Clearly the two organizations and their HR functions are very different in size. The experience gained from working with the HR function at Barclays has been invaluable and has provided me with the opportunity to specialize in various areas of HR. At CIMA, it’s important that people in the HR team are able to apply themselves to a wide range of HR disciplines. For example, you could be process mapping one day in anticipation of a new e-HR system and then the next you’re part of a project team developing flexible benefits. However, there is no difference in the professional and forward-looking way both functions seek to support their customer base.
CIMA is a leading membership body for chartered accountants; do you therefore feel you have an important responsibility to meet the needs of your members as well as CIMA employees?
Our vision is chartered management accountants driving the world’s successful organizations. Therefore I see it as fundamental to HR’s purpose to recruit, develop and create the people policies that enable CIMA to deliver that vision.
How do you measure the success of your people strategies?
From the feedback the organization is giving me; be it retention rates through to someone telling me what is or isn’t working for their part of the business. I think it’s very important for HR to understand what our colleagues in other departments are seeking to achieve and to explore with them how we can support their goals.
What particular challenges do you foresee in your new role?
Developing and retaining talent across the organization. It’s not just about developing the policies, programs and tools to do this, but also helping people managers understand how to make the most of them. The number of people in our offices around the world varies from two or three to 20 or 30. I would like HR to provide the same level of support to all these people as we do to our 250 people in the UK. That presents an interesting challenge.

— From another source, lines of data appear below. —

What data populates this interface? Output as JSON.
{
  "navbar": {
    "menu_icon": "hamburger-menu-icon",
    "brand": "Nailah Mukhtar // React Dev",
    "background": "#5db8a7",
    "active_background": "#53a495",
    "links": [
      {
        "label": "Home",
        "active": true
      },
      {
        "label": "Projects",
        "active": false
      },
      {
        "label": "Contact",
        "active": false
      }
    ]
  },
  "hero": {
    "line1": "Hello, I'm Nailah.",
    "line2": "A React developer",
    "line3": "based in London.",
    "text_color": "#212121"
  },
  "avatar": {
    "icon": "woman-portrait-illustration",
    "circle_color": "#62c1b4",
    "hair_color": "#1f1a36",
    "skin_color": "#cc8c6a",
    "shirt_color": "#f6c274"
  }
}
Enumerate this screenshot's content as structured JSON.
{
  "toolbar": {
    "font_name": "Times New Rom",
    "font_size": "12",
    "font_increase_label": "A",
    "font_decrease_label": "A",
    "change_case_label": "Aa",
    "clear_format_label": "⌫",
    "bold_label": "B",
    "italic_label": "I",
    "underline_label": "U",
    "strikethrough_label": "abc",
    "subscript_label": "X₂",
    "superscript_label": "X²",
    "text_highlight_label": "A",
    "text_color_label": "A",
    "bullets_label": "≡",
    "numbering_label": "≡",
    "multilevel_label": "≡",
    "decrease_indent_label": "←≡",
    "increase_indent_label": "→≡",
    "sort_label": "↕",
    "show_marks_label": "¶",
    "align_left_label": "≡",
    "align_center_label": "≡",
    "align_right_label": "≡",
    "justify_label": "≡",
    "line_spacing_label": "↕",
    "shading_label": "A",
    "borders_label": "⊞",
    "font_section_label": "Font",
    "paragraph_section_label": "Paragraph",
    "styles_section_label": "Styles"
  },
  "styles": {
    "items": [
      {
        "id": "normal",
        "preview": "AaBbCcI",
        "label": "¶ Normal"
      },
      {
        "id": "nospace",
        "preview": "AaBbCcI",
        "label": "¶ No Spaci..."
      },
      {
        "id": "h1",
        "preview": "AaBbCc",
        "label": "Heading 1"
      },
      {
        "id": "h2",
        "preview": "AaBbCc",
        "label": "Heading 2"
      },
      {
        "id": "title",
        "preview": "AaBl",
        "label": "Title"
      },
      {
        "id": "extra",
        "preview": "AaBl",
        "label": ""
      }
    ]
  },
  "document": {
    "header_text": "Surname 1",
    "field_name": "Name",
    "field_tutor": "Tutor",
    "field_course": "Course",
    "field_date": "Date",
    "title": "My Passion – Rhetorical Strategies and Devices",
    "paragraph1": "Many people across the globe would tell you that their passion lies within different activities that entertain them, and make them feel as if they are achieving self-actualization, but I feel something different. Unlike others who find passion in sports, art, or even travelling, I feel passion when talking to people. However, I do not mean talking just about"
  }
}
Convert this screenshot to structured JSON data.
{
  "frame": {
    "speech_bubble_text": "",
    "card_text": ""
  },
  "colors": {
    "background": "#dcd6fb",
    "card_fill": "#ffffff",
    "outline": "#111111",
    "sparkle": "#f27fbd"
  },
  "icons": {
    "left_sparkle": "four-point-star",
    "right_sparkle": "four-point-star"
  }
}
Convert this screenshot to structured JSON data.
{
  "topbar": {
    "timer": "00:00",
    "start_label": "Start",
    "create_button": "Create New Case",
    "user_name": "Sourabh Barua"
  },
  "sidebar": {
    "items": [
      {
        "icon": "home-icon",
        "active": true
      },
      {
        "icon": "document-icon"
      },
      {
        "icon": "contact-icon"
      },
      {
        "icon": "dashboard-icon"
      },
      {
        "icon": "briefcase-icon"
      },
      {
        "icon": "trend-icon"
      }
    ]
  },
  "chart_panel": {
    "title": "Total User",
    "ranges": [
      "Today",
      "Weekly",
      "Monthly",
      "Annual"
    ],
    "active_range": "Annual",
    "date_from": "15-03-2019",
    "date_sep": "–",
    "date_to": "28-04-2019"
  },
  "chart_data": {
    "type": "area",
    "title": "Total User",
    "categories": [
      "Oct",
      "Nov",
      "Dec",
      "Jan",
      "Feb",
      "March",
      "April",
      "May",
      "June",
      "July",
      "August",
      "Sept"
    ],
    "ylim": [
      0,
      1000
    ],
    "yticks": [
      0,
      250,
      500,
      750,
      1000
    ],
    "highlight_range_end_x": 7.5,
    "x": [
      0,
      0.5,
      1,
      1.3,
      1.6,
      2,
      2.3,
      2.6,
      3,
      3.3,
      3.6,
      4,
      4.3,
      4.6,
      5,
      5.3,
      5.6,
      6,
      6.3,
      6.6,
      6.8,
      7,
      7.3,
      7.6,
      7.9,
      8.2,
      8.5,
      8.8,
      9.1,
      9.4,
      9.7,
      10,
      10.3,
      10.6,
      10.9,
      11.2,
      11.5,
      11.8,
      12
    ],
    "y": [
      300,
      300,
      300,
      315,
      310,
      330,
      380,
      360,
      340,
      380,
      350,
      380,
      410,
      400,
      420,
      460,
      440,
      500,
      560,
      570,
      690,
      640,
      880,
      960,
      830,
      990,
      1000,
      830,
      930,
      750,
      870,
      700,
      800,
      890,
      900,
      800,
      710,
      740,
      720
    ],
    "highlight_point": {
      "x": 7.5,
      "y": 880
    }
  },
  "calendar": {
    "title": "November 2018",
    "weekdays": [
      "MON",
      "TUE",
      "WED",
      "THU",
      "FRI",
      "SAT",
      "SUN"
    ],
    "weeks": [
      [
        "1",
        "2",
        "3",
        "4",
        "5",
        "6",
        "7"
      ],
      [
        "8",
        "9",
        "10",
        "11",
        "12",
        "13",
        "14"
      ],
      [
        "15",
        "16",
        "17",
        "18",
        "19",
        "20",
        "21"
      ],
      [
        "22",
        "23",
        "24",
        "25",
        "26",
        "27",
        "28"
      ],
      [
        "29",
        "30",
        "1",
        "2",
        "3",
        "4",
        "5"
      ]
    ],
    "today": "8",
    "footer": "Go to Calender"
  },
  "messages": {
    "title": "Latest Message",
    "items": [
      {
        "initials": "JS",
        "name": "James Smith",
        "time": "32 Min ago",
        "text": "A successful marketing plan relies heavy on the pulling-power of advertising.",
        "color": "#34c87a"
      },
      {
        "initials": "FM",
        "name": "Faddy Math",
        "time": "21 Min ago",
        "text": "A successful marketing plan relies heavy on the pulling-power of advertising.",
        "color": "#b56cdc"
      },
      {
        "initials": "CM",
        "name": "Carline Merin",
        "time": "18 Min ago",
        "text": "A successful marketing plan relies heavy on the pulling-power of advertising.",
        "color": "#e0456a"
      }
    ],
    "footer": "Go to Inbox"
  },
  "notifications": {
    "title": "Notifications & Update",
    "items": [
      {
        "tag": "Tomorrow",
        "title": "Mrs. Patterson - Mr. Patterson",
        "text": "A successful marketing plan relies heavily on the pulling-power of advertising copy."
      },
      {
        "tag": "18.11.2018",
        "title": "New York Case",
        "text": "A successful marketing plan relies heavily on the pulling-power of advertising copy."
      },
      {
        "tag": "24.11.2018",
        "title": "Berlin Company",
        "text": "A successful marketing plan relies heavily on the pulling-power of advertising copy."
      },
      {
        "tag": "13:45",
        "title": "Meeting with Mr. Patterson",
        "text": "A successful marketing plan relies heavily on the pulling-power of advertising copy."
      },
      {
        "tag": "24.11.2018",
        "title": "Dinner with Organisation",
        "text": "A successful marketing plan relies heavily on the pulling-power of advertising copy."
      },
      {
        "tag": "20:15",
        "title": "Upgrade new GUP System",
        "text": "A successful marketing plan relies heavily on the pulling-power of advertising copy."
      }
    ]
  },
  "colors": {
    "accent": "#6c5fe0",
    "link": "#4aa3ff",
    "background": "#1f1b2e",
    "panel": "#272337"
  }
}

There is a lot of talk currently about recession and the global credit crunch, how do these types of conditions affect CIMA’s HR strategy?
That’s a good question. We have to be aware of how these issues are affecting businesses around the world and what impact they could have on our members and demand for our products. In this type of economic climate Chartered Management Accountants come into their own in driving businesses forward. Therefore, we must continue to ensure that we have the right people in the right places with the right skill-sets in place to support them.
What do you think future HR trends will be?
As organizations grapple with decisions over whether to outsource, merge, restructure, or diversify, the need for HR to be able to truly understand business and contribute to the decision-making processes will drive the requirement for HR people to have wider commercial experience. I would advise anyone wishing to pursue a career in HR to get experience in, for example, sales roles, line management and/or business development before progressing to more senior HR roles. Otherwise, the function risks being sidelined.
CIMA has a global presence, does this require a more flexible HR function or is there a uniform approach across all of your offices?
We’re currently looking for ways in which we can bring greater uniformity to the way in which we do things – for example, ensuring that all people who join CIMA receive the same support through a consistent induction programme. However, the differing sizes of our offices as well as the various cultures in which we operate naturally mean that we will need to be flexible.
What do you consider to be your greatest achievement to date?
Being given the opportunity to lead CIMA’s HR function demonstrates the success of the positive business partnership that has been built since I joined in 2006. I’m very excited by the challenges ahead.